Judith Simmer-Brown is a distinguished professor of contemplative and religious studies at Naropa University, where she has taught for over 40 years. Simmer-Brown is founder of Naropa’s Center for the Advancement of Contemplative Education, and is a compassion trainer for the Compassion Initiative. She co-chairs the Contemplative Studies Steering Committee for the American Academy of Religion; is author of Dakini’s Warm Breath: The Feminine Principle in Tibetan Buddhism; and co-editor of Meditation and the Classroom: Contemplative Pedagogy for Religious Studies. She is co-editor of a new contemplative studies book series and is guest co-editor of a forthcoming special issue on compassion for Mindfulness Journal. For the last year, she’s been co-team leader for the Buddhist team of Fetzer’s Shared Sacred Story project.

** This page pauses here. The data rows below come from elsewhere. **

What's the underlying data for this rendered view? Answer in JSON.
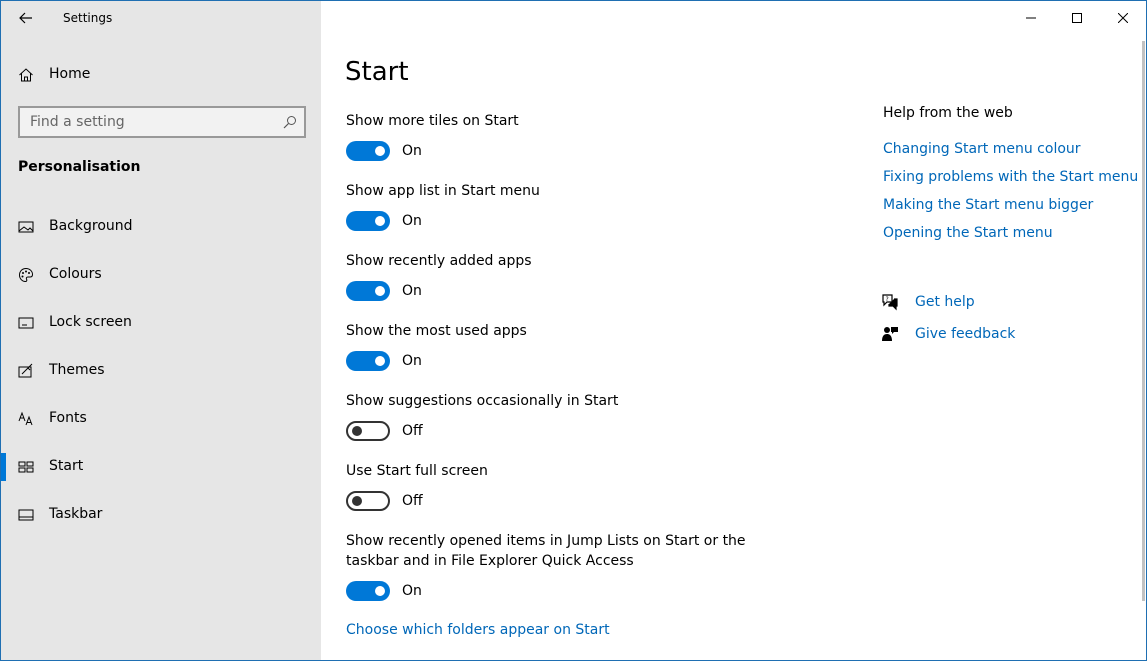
{
  "window": {
    "title": "Settings",
    "controls": {
      "minimize": "minimize",
      "maximize": "maximize",
      "close": "close"
    }
  },
  "sidebar": {
    "home_label": "Home",
    "search_placeholder": "Find a setting",
    "section_title": "Personalisation",
    "items": [
      {
        "label": "Background",
        "icon": "picture-icon",
        "active": false
      },
      {
        "label": "Colours",
        "icon": "palette-icon",
        "active": false
      },
      {
        "label": "Lock screen",
        "icon": "lock-screen-icon",
        "active": false
      },
      {
        "label": "Themes",
        "icon": "themes-icon",
        "active": false
      },
      {
        "label": "Fonts",
        "icon": "fonts-icon",
        "active": false
      },
      {
        "label": "Start",
        "icon": "start-icon",
        "active": true
      },
      {
        "label": "Taskbar",
        "icon": "taskbar-icon",
        "active": false
      }
    ]
  },
  "main": {
    "title": "Start",
    "settings": [
      {
        "label": "Show more tiles on Start",
        "state": "On"
      },
      {
        "label": "Show app list in Start menu",
        "state": "On"
      },
      {
        "label": "Show recently added apps",
        "state": "On"
      },
      {
        "label": "Show the most used apps",
        "state": "On"
      },
      {
        "label": "Show suggestions occasionally in Start",
        "state": "Off"
      },
      {
        "label": "Use Start full screen",
        "state": "Off"
      },
      {
        "label": "Show recently opened items in Jump Lists on Start or the taskbar and in File Explorer Quick Access",
        "state": "On"
      }
    ],
    "folders_link": "Choose which folders appear on Start"
  },
  "help": {
    "title": "Help from the web",
    "links": [
      "Changing Start menu colour",
      "Fixing problems with the Start menu",
      "Making the Start menu bigger",
      "Opening the Start menu"
    ],
    "get_help": "Get help",
    "give_feedback": "Give feedback"
  },
  "colors": {
    "accent": "#0078d7",
    "link": "#0067b8",
    "sidebar_bg": "#e6e6e6"
  }
}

Najeeba Syeed is the inaugural El-Hibri endowed chair and executive director of Interfaith at Augsburg. She has been a professor, expert practitioner and public speaker for the last two decades in the fields of conflict resolution, interfaith studies, mediation, education, deliberative democracy, social, gender and racial equity. In 2021 she served as chief of staff for an elected official, and prior to that appointment was an associate professor of Interreligious Education for a decade at Claremont School of Theology. She is widely published in the area of interreligious studies, peace studies and theologies of religious communities.

Anam Thubten grew up in Tibet and at an early age began to practice in the Nyingma lineage of Tibetan Buddhism. He currently resides in the San Francisco Bay Area. He is the founder and spiritual advisor of Dharmata Foundation, teaching widely in the U.S, Europe and Asia. He is the author of several books, including Embracing Each MomentNo Self, No Problem, and The Citadel of Awareness. Through sharing his wisdom and personal experience on the spiritual path, Thubten brings alive the timeless teachings of Buddhism.

Mary Evelyn Tucker teaches at Yale University’s School of the Environment and at the Divinity School. She is co-director (with John Grim) of the Yale Forum on Religion and Ecology and has co-organized 10 conferences on World Religions and Ecology. Tucker is the author and/or editor of close to 20 volumes and has published hundreds of articles. She is widely regarded as a pioneer in the field of religion and ecology. Tucker was a member of the Earth Charter Drafting committee and the International Earth Charter Council. She won the Inspiring Yale Teaching Award in 2015 and has been awarded five honorary degrees. With Grim, she received a Lifetime Achievement Award from the International Society for the Study of Religion, Nature and Culture.

Vivian Williams-Kurutz is a founder and executive director of Harlem Wellness Center, as well as a health activist, community organizer, yoga and meditation teacher, writer and business owner in Manhattan. Through two decades of work at the intersection of racial, health and environmental justice, she is committed to contributing to the vibrancy, health and stability of her community and the world. In the spirit of Dr. Martin Luther King Jr.’s dream for “beloved community,” she delights in bringing diverse groups together in ways that foster understanding, connection, healing and social change. Previously, she maintained an extensive career in the arts that encompassed performance, direction, producing, writing, music and teaching.

Rabbi Shmuly Yanklowitz has twice been named one of America’s Top Rabbis by Newsweek and has been named by The Forward as one of the 50 most influential Jews and one of The Most Inspiring Rabbis in America. Rabbi Yanklowitz is the author of 22 books on Jewish ethics, and his writings have appeared in outlets including the New York Times, Wall Street Journal, Washington Post, Guardian and Atlantic, among many other publications. He has served as speaker at the World Economic Forum Switzerland and a Rothschild Fellow in Cambridge, UK. Shmuly received master’s degrees from Harvard University and Yeshiva University, and his doctoral from Columbia University. He was ordained as a rabbi by Yeshivat Chovevei Torah, along with two private ordinations in Israel.